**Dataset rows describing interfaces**
==========

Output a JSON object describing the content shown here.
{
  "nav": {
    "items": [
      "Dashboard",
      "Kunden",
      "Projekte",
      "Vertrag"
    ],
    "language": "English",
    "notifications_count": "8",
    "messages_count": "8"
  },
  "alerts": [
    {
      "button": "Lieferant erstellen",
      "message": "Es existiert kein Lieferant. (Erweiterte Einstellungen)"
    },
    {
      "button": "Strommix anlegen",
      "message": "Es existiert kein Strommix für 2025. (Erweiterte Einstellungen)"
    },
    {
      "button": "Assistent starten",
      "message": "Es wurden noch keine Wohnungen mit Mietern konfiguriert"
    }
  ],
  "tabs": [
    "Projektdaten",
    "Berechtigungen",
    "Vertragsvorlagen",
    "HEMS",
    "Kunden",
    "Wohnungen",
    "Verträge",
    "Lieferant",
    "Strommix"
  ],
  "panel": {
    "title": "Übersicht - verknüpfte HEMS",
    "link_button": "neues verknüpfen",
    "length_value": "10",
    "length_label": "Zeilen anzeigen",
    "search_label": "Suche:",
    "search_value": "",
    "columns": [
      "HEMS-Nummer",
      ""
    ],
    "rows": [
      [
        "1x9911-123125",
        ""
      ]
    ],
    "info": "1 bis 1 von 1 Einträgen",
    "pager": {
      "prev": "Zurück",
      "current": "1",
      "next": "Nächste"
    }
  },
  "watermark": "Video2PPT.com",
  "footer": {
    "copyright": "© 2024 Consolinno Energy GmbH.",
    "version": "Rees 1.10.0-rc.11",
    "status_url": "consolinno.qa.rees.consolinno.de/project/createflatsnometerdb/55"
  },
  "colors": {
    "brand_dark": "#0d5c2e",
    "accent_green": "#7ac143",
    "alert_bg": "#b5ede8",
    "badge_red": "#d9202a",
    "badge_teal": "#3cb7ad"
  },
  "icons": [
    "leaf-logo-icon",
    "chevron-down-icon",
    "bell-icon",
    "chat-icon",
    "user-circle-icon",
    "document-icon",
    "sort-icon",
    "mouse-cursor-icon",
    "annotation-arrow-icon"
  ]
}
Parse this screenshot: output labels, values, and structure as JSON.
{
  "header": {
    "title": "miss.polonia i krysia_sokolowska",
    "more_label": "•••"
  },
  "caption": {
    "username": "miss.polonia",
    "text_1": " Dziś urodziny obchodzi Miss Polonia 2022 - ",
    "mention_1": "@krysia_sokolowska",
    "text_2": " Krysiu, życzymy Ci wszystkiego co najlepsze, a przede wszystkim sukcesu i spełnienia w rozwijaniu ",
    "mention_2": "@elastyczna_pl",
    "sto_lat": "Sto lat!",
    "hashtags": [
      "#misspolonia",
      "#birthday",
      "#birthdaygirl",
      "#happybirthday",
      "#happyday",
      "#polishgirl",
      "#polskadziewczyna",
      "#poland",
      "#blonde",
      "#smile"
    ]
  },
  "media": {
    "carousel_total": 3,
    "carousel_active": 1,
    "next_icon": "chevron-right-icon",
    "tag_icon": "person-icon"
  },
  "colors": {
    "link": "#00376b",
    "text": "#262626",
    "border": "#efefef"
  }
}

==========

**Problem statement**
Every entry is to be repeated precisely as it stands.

**Result of this task**
Output a JSON object describing the content shown here.
{
  "nav": {
    "items": [
      "Dashboard",
      "Kunden",
      "Projekte",
      "Vertrag"
    ],
    "language": "English",
    "notifications_count": "8",
    "messages_count": "8"
  },
  "alerts": [
    {
      "button": "Lieferant erstellen",
      "message": "Es existiert kein Lieferant. (Erweiterte Einstellungen)"
    },
    {
      "button": "Strommix anlegen",
      "message": "Es existiert kein Strommix für 2025. (Erweiterte Einstellungen)"
    },
    {
      "button": "Assistent starten",
      "message": "Es wurden noch keine Wohnungen mit Mietern konfiguriert"
    }
  ],
  "tabs": [
    "Projektdaten",
    "Berechtigungen",
    "Vertragsvorlagen",
    "HEMS",
    "Kunden",
    "Wohnungen",
    "Verträge",
    "Lieferant",
    "Strommix"
  ],
  "panel": {
    "title": "Übersicht - verknüpfte HEMS",
    "link_button": "neues verknüpfen",
    "length_value": "10",
    "length_label": "Zeilen anzeigen",
    "search_label": "Suche:",
    "search_value": "",
    "columns": [
      "HEMS-Nummer",
      ""
    ],
    "rows": [
      [
        "1x9911-123125",
        ""
      ]
    ],
    "info": "1 bis 1 von 1 Einträgen",
    "pager": {
      "prev": "Zurück",
      "current": "1",
      "next": "Nächste"
    }
  },
  "watermark": "Video2PPT.com",
  "footer": {
    "copyright": "© 2024 Consolinno Energy GmbH.",
    "version": "Rees 1.10.0-rc.11",
    "status_url": "consolinno.qa.rees.consolinno.de/project/createflatsnometerdb/55"
  },
  "colors": {
    "brand_dark": "#0d5c2e",
    "accent_green": "#7ac143",
    "alert_bg": "#b5ede8",
    "badge_red": "#d9202a",
    "badge_teal": "#3cb7ad"
  },
  "icons": [
    "leaf-logo-icon",
    "chevron-down-icon",
    "bell-icon",
    "chat-icon",
    "user-circle-icon",
    "document-icon",
    "sort-icon",
    "mouse-cursor-icon",
    "annotation-arrow-icon"
  ]
}
Parse this screenshot: output labels, values, and structure as JSON.
{
  "header": {
    "title": "miss.polonia i krysia_sokolowska",
    "more_label": "•••"
  },
  "caption": {
    "username": "miss.polonia",
    "text_1": " Dziś urodziny obchodzi Miss Polonia 2022 - ",
    "mention_1": "@krysia_sokolowska",
    "text_2": " Krysiu, życzymy Ci wszystkiego co najlepsze, a przede wszystkim sukcesu i spełnienia w rozwijaniu ",
    "mention_2": "@elastyczna_pl",
    "sto_lat": "Sto lat!",
    "hashtags": [
      "#misspolonia",
      "#birthday",
      "#birthdaygirl",
      "#happybirthday",
      "#happyday",
      "#polishgirl",
      "#polskadziewczyna",
      "#poland",
      "#blonde",
      "#smile"
    ]
  },
  "media": {
    "carousel_total": 3,
    "carousel_active": 1,
    "next_icon": "chevron-right-icon",
    "tag_icon": "person-icon"
  },
  "colors": {
    "link": "#00376b",
    "text": "#262626",
    "border": "#efefef"
  }
}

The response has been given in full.